Clyde & Co LLP, Christopher Duffy, Simon Gamblin and Nick Purnell

  • Application 11599-2017
  • Hearing 21 March 2017
  • Reasons 12 April 2017

The SDT ordered that the first respondent (recognised body) should pay a fine of £50,000; and that the second respondent (admitted 1983), the third respondent (admitted 1994) and the fourth respondent (admitted 1996) should each pay a fine of £10,000.

All the respondents had allowed the firm’s client bank account to be used as a banking facility, contrary to rules 6 and 14.5 of the SRA Accounts Rules 2011 and principles 6 and 8 of the SRA Principles 2011, and had thereby failed to achieve outcome 7.4 of the SRA Code of Conduct 2011.
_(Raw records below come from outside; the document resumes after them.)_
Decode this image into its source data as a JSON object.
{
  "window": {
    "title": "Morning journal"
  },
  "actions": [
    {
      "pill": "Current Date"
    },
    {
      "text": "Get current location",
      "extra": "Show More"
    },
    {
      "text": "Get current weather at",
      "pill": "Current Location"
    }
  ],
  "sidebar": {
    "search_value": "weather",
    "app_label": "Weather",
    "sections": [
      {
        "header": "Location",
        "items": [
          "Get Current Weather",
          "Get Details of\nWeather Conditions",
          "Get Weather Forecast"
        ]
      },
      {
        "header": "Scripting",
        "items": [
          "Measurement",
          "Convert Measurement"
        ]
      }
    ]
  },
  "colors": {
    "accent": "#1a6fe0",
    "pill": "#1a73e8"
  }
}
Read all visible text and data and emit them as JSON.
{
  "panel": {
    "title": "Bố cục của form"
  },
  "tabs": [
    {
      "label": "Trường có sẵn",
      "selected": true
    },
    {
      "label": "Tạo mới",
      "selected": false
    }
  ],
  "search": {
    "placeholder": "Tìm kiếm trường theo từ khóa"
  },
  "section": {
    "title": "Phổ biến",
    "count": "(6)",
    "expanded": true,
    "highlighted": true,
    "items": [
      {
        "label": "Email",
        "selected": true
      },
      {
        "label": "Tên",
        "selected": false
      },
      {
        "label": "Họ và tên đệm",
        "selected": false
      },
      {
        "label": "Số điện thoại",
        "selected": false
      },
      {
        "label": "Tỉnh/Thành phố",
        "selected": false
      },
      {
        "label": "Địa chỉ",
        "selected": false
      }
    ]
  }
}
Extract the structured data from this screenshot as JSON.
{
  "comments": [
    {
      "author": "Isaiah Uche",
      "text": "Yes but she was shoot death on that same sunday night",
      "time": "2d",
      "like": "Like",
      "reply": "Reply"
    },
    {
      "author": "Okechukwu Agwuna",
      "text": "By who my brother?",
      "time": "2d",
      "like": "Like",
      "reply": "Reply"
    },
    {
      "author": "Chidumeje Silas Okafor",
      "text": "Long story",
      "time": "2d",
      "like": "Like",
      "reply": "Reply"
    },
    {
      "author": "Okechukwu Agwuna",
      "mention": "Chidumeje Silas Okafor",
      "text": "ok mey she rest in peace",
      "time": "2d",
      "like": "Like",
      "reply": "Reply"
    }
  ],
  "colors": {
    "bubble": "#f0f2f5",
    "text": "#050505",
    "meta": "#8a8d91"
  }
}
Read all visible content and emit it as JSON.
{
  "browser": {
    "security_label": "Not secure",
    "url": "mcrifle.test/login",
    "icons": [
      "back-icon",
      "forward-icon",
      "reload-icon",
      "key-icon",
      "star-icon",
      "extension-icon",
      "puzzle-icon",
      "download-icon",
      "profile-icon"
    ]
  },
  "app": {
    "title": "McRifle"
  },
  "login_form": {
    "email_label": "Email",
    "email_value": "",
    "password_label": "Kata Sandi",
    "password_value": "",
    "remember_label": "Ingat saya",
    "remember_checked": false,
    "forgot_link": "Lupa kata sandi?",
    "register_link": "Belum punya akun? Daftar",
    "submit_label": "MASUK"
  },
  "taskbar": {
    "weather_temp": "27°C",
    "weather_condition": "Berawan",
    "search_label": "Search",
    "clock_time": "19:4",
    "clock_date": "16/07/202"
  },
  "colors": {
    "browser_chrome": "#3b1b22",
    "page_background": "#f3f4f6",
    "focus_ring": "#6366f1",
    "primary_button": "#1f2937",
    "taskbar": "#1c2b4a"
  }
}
All the respondents had failed to act in accordance with their obligations under the Money Laundering Regulations 2007, contrary to principles 7 and 8, and had failed to achieve outcome 7.5.

The first, second and fourth respondents had failed to heed the guidance in the Law Society’s fraudulent financial arrangements warning and the Warning Notice on Money Laundering, and in so doing had acted contrary to principles 6 and 8 and had failed to achieve outcome 1.3.

The first respondent had breached rules 15(3) and (4) of the Solicitors Accounts Rules 1998 and rules 14.3 and 14.4 of the rules, and in so doing had acted contrary to principle 8 and failed to achieve outcomes 7.2 and 7.3.

Each of the respondents had let down the profession and their actions would tend to diminish rather than maintain the trust the public would place in them and in the provision of legal services. The defaults in question were particularly glaring as the firm was a large and previously reputable firm; it would be expected to set an example to other firms in its compliance systems.

The fact that there was a significant risk that the respondents had given credibility to possibly fraudulent schemes which might have involved money laundering was itself sufficient to cause damage to the reputation of the individuals and the firm, as well as the profession as a whole.

However, there was no suggestion that there had been any lack of integrity, probity or trustworthiness on the part of any of the respondents.

The respondents were ordered to pay costs of £82,454 on the basis of joint and several liability.